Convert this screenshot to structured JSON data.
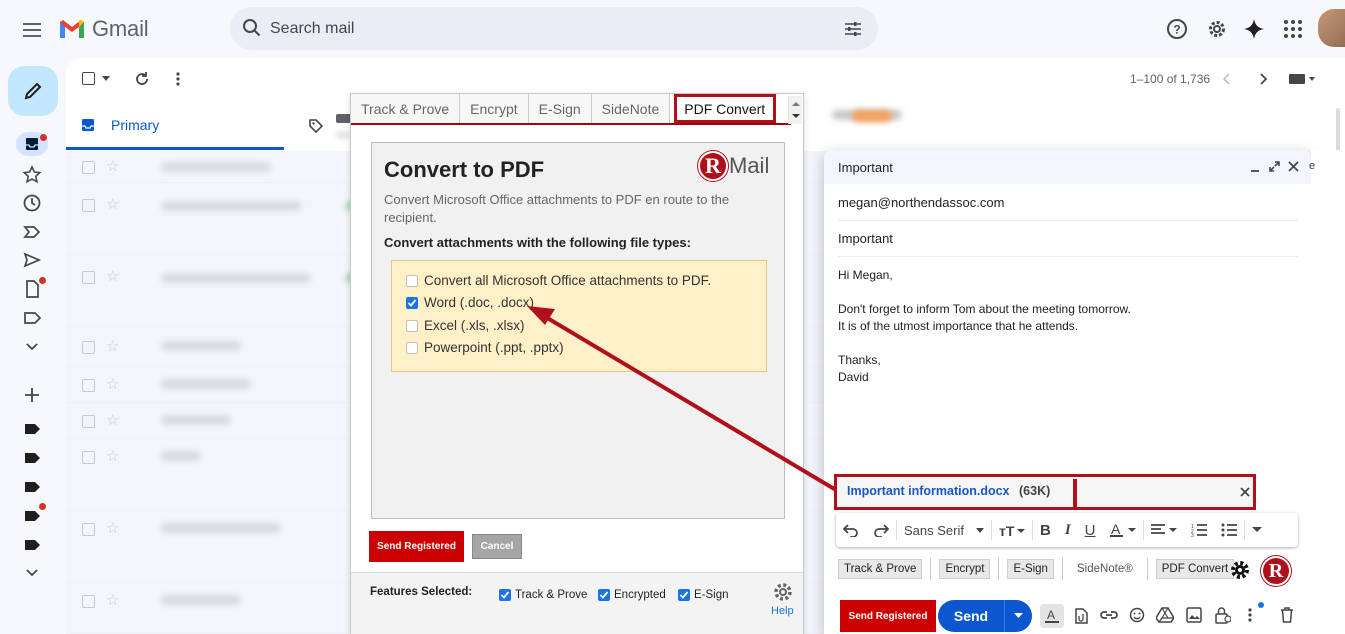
{
  "app": {
    "name": "Gmail"
  },
  "search": {
    "placeholder": "Search mail"
  },
  "toolbar": {
    "pagination": "1–100 of 1,736"
  },
  "tabs": {
    "primary": "Primary"
  },
  "rmail": {
    "tabs": [
      "Track & Prove",
      "Encrypt",
      "E-Sign",
      "SideNote",
      "PDF Convert"
    ],
    "title": "Convert to PDF",
    "logo_r": "R",
    "logo_text": "Mail",
    "description": "Convert Microsoft Office attachments to PDF en route to the recipient.",
    "subtitle": "Convert attachments with the following file types:",
    "options": [
      {
        "label": "Convert all Microsoft Office attachments to PDF.",
        "checked": false
      },
      {
        "label": "Word (.doc, .docx)",
        "checked": true
      },
      {
        "label": "Excel (.xls, .xlsx)",
        "checked": false
      },
      {
        "label": "Powerpoint (.ppt, .pptx)",
        "checked": false
      }
    ],
    "send_registered": "Send Registered",
    "cancel": "Cancel",
    "features_label": "Features Selected:",
    "features": [
      "Track & Prove",
      "Encrypted",
      "E-Sign"
    ],
    "help": "Help"
  },
  "compose": {
    "title": "Important",
    "to": "megan@northendassoc.com",
    "subject": "Important",
    "body": {
      "greeting": "Hi Megan,",
      "line1": "Don't forget to inform Tom about the meeting tomorrow.",
      "line2": "It is of the utmost importance that he attends.",
      "closing": "Thanks,",
      "signature": "David"
    },
    "attachment": {
      "name": "Important information.docx",
      "size": "(63K)"
    },
    "font": "Sans Serif",
    "rmail_buttons": [
      "Track & Prove",
      "Encrypt",
      "E-Sign",
      "SideNote®",
      "PDF Convert"
    ],
    "send_registered": "Send Registered",
    "send": "Send"
  },
  "colors": {
    "accent": "#0b57d0",
    "rmail_red": "#b0101a",
    "compose_btn": "#c2e7ff"
  }
}
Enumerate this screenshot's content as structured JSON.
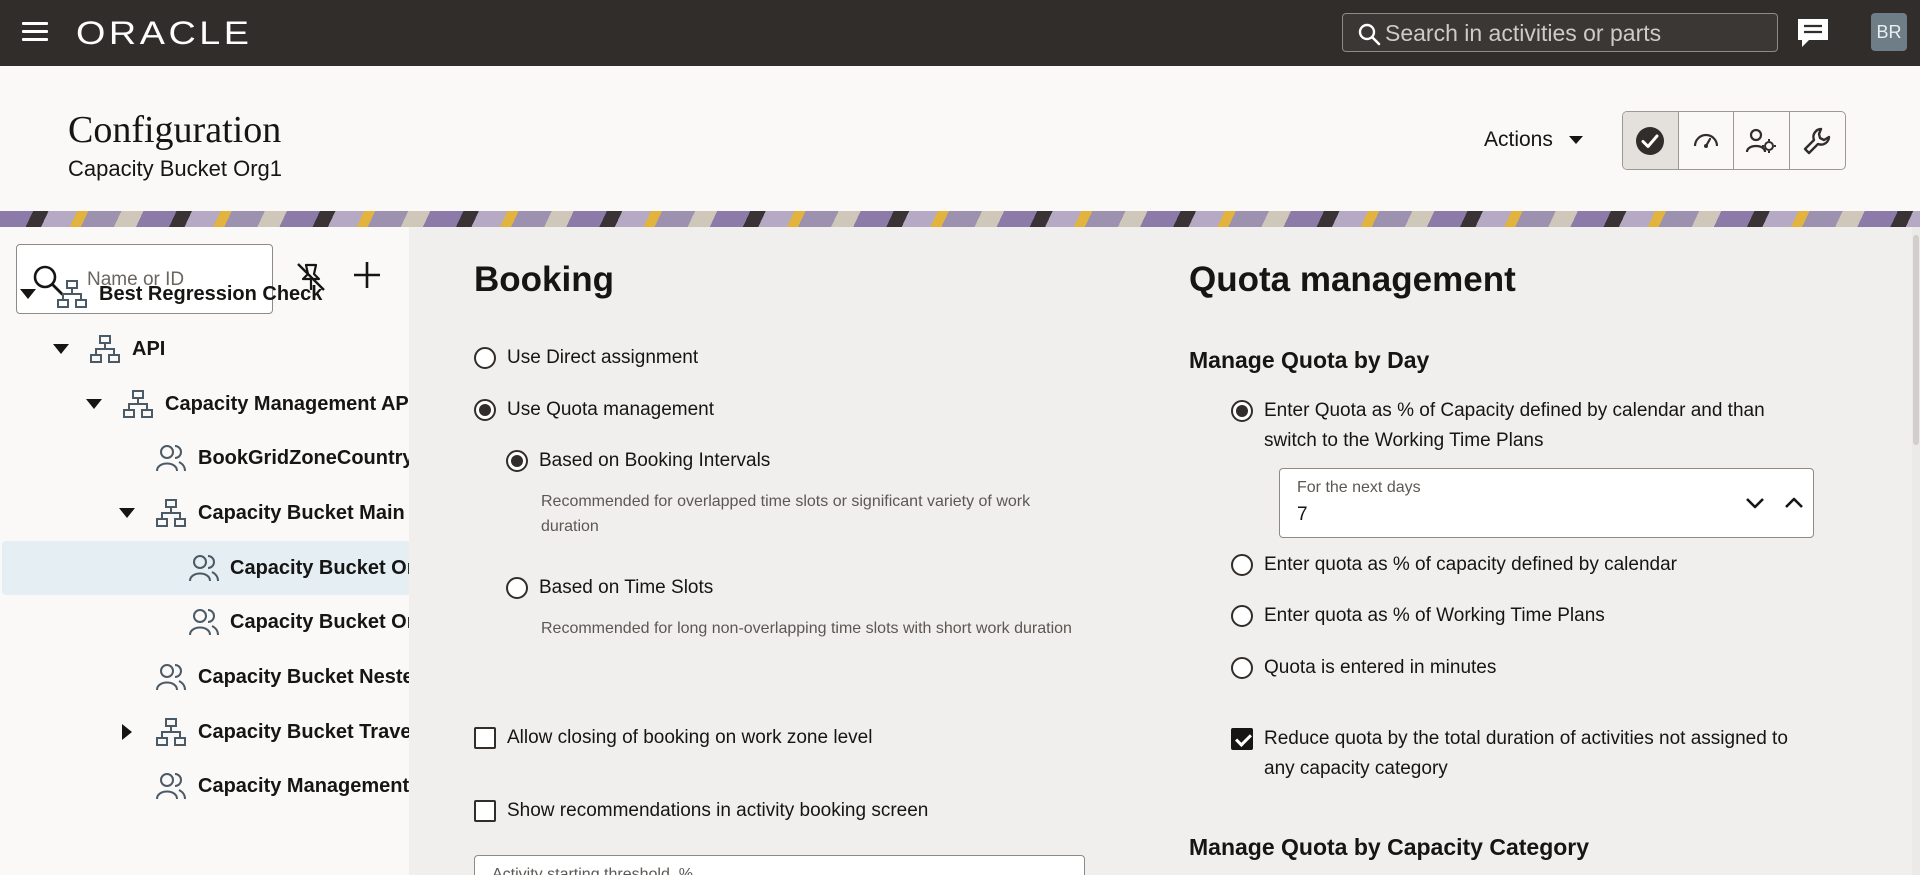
{
  "topbar": {
    "logo": "ORACLE",
    "search_placeholder": "Search in activities or parts",
    "avatar_initials": "BR"
  },
  "header": {
    "title": "Configuration",
    "subtitle": "Capacity Bucket Org1",
    "actions_label": "Actions"
  },
  "tree": {
    "search_placeholder": "Name or ID",
    "items": [
      {
        "label": "Best Regression Check",
        "type": "org",
        "expanded": true
      },
      {
        "label": "API",
        "type": "org",
        "expanded": true
      },
      {
        "label": "Capacity Management API (",
        "type": "org",
        "expanded": true
      },
      {
        "label": "BookGridZoneCountryB",
        "type": "bucket"
      },
      {
        "label": "Capacity Bucket Main",
        "type": "org",
        "expanded": true
      },
      {
        "label": "Capacity Bucket Org",
        "type": "bucket",
        "selected": true
      },
      {
        "label": "Capacity Bucket Org",
        "type": "bucket"
      },
      {
        "label": "Capacity Bucket Nested",
        "type": "bucket"
      },
      {
        "label": "Capacity Bucket Travel T",
        "type": "org",
        "expanded": false
      },
      {
        "label": "Capacity Management A",
        "type": "bucket"
      }
    ]
  },
  "booking": {
    "title": "Booking",
    "opt_direct": "Use Direct assignment",
    "opt_quota": "Use Quota management",
    "opt_intervals": "Based on Booking Intervals",
    "help_intervals": "Recommended for overlapped time slots or significant variety of work duration",
    "opt_slots": "Based on Time Slots",
    "help_slots": "Recommended for long non-overlapping time slots with short work duration",
    "chk_closing": "Allow closing of booking on work zone level",
    "chk_recommend": "Show recommendations in activity booking screen",
    "threshold_label": "Activity starting threshold, %"
  },
  "quota": {
    "title": "Quota management",
    "by_day": "Manage Quota by Day",
    "opt_pct_calendar_then_wtp": "Enter Quota as % of Capacity defined by calendar and than switch to the Working Time Plans",
    "next_days_label": "For the next days",
    "next_days_value": "7",
    "opt_pct_calendar": "Enter quota as % of capacity defined by calendar",
    "opt_pct_wtp": "Enter quota as % of Working Time Plans",
    "opt_minutes": "Quota is entered in minutes",
    "chk_reduce": "Reduce quota by the total duration of activities not assigned to any capacity category",
    "by_category": "Manage Quota by Capacity Category"
  }
}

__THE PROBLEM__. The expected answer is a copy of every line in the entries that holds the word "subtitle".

__OUTPUT BELOW__.
    "subtitle": "Convert attachments with the following file types:",
    "subtitle": "Capacity Bucket Org1",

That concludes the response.